OCAMS: The OSIRIS-REx Camera Suite

B. Rizk, C. Drouet d’Aubigny, D. Golish, C. Fellows, C. Merrill, P. Smith, M. S. Walker, J. E. Hendershot, J. Hancock, S. H. Bailey, D. N. DellaGiustina, D. S. Lauretta, R. Tanner, M. Williams, K. Harshman, M. Fitzgibbon, W. Verts, J. Chen, T. Connors, D. HamaraA. Dowd, A. Lowman, M. Dubin, R. Burt, M. Whiteley, M. Watson, T. McMahon, M. Ward, D. Booher, M. Read, B. Williams, M. Hunten, E. Little, T. Saltzman, D. Alfred, S. O’Dougherty, M. Walthall, K. Kenagy, S. Peterson, B. Crowther, M. L. Perry, C. See, S. Selznick, C. Sauve, M. Beiser, W. Black, R. N. Pfisterer, A. Lancaster, S. Oliver, C. Oquest, D. Crowley, C. Morgan, C. Castle, R. Dominguez, M. Sullivan

Research output: Contribution to journalReview article

23 Scopus citations

Abstract

The OSIRIS-REx Camera Suite (OCAMS) will acquire images essential to collecting a sample from the surface of Bennu.
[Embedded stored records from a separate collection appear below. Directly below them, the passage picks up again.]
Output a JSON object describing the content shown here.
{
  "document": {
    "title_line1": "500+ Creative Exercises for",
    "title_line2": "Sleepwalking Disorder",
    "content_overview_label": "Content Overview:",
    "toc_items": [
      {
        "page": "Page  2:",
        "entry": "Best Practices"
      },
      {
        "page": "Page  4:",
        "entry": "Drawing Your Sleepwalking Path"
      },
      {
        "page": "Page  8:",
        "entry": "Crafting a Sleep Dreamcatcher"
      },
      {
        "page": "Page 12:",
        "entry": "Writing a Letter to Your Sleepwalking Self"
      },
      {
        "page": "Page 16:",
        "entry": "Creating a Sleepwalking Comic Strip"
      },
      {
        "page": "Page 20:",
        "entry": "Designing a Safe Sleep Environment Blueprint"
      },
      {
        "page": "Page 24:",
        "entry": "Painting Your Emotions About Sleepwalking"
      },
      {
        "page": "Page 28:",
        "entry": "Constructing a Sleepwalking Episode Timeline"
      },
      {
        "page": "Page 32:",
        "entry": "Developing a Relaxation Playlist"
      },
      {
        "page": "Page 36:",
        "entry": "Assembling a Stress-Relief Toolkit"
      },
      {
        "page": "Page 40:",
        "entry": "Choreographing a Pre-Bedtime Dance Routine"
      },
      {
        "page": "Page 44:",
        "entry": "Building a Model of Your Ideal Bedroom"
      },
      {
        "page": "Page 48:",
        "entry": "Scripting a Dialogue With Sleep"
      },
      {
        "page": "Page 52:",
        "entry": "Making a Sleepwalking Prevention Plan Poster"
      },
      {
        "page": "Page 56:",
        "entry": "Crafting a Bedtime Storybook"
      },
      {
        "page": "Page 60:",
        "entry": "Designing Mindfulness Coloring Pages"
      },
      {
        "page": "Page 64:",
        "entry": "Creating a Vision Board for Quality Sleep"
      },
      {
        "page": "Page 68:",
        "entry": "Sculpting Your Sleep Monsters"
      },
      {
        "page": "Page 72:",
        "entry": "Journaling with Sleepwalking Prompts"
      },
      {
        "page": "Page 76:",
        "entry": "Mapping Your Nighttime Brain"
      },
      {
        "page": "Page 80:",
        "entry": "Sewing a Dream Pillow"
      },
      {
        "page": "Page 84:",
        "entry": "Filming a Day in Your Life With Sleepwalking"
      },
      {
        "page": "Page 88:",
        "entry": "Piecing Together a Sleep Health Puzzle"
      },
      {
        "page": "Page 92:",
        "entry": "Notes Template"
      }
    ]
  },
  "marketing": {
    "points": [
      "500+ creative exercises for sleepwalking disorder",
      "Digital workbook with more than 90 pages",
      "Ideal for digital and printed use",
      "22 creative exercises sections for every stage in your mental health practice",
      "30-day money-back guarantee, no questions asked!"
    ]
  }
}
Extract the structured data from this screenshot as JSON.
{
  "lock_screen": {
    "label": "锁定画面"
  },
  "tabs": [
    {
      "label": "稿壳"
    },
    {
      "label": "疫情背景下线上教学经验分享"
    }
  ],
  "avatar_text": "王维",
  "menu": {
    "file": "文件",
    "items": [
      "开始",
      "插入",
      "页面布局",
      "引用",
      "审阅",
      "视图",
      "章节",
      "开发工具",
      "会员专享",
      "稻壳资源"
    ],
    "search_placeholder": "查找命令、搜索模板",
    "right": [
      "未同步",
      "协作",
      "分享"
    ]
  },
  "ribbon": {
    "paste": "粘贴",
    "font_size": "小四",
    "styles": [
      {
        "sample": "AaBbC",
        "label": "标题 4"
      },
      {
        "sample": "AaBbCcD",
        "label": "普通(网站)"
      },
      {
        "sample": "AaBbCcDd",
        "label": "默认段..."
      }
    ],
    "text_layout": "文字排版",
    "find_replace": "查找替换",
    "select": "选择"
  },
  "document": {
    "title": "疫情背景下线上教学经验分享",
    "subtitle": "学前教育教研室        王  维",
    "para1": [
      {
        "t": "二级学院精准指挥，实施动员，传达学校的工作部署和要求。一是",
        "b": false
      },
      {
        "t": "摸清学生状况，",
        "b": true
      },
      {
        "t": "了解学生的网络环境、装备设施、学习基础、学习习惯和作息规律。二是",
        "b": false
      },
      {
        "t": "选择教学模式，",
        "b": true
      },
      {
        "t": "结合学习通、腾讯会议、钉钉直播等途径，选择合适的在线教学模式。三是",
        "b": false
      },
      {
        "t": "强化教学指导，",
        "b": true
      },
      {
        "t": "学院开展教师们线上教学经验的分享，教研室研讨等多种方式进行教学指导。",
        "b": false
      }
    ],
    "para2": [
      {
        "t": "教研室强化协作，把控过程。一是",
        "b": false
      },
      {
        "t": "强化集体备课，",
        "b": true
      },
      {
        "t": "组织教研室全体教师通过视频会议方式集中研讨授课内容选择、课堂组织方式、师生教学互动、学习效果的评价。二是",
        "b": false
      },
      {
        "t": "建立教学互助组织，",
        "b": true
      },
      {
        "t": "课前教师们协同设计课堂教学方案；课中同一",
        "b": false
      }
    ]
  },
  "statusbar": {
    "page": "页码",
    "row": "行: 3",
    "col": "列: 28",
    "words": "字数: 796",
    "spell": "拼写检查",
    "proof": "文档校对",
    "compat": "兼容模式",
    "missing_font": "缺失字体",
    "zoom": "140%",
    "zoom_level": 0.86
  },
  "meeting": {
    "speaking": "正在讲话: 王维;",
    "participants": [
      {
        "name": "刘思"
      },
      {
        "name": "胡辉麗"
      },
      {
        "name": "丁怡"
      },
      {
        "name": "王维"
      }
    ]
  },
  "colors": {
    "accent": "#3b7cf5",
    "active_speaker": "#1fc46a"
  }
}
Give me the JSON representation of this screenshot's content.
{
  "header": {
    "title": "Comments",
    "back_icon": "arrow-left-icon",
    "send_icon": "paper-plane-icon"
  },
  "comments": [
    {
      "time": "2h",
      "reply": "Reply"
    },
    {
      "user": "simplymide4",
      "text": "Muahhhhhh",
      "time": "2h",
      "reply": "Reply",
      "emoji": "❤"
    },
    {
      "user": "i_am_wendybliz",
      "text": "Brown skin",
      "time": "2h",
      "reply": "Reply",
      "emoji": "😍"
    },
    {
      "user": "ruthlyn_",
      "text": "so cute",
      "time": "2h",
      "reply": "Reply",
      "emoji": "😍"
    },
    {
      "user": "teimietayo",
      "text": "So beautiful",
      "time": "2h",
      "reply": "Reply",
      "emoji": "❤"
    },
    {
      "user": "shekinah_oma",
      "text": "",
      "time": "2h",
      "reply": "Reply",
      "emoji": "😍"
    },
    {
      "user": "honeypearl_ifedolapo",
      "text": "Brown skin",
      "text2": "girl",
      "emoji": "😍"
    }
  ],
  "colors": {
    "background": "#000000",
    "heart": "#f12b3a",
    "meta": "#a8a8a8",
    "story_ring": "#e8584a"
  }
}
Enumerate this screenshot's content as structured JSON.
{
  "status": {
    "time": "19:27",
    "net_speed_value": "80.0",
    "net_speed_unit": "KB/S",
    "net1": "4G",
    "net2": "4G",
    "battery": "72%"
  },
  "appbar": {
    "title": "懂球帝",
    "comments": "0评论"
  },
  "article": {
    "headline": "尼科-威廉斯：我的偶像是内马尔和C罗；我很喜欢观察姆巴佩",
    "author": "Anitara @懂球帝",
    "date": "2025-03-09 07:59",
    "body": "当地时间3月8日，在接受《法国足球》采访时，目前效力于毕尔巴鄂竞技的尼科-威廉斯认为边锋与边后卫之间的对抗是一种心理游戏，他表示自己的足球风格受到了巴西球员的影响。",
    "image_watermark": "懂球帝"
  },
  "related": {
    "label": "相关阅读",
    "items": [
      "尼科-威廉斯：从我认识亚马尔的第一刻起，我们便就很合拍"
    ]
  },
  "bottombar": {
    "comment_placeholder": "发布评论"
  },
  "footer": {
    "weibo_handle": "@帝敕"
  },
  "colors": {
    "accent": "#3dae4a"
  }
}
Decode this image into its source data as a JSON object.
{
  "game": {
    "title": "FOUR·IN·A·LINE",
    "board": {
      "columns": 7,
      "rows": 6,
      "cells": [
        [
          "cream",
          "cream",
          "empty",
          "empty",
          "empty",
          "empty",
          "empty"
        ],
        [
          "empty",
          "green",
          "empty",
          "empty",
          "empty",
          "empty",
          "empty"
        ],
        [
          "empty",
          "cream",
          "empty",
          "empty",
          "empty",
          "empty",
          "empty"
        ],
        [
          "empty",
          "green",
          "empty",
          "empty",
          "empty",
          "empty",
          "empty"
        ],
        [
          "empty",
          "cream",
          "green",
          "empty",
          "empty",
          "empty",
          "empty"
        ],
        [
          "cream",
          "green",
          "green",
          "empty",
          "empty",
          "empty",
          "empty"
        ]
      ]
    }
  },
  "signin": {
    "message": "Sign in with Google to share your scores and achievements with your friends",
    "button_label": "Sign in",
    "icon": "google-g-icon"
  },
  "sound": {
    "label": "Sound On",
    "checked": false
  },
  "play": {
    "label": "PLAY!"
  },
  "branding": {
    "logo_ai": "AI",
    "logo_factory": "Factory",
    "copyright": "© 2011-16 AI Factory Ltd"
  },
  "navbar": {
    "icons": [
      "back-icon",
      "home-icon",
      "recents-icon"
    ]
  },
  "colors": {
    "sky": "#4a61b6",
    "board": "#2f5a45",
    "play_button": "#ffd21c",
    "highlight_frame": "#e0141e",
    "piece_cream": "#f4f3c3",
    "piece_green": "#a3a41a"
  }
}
During proximity operations, these images will document the presence of satellites and plumes, record spin state, enable an accurate model of the asteroid’s shape, and identify any surface hazards. They will confirm the presence of sampleable regolith on the surface, observe the sampling event itself, and image the sample head in order to verify its readiness to be stowed. They will document Bennu’s history as an example of early solar system material, as a microgravity body with a planetesimal size-scale, and as a carbonaceous object. OCAMS is fitted with three cameras. The MapCam will record color images of Bennu as a point source on approach to the asteroid in order to connect Bennu’s ground-based point-source observational record to later higher-resolution surface spectral imaging. The SamCam will document the sample site before, during, and after it is disturbed by the sample mechanism. The PolyCam, using its focus mechanism, will observe the sample site at sub-centimeter resolutions, revealing surface texture and morphology. While their imaging requirements divide naturally between the three cameras, they preserve a strong degree of functional overlap. OCAMS and the other spacecraft instruments will allow the OSIRIS-REx mission to collect a sample from a microgravity body on the same visit during which it was first optically acquired from long range, a useful capability as humanity reaches out to explore near-Earth, Main-Belt and Jupiter Trojan asteroids.

Original languageEnglish (US)
Article number26
JournalSpace Science Reviews
Volume214
Issue number1
DOIs
StatePublished - Feb 1 2018

    Fingerprint

Keywords

  • Asteroid
  • Bennu
  • Imaging
  • OCAMS
  • OSIRIS-REx
  • Sample return

ASJC Scopus subject areas

  • Astronomy and Astrophysics
  • Space and Planetary Science

Cite this

Rizk, B., Drouet d’Aubigny, C., Golish, D., Fellows, C., Merrill, C., Smith, P., Walker, M. S., Hendershot, J. E., Hancock, J., Bailey, S. H., DellaGiustina, D. N., Lauretta, D. S., Tanner, R., Williams, M., Harshman, K., Fitzgibbon, M., Verts, W., Chen, J., Connors, T., ... Sullivan, M. (2018). OCAMS: The OSIRIS-REx Camera Suite. Space Science Reviews, 214(1), [26]. https://doi.org/10.1007/s11214-017-0460-7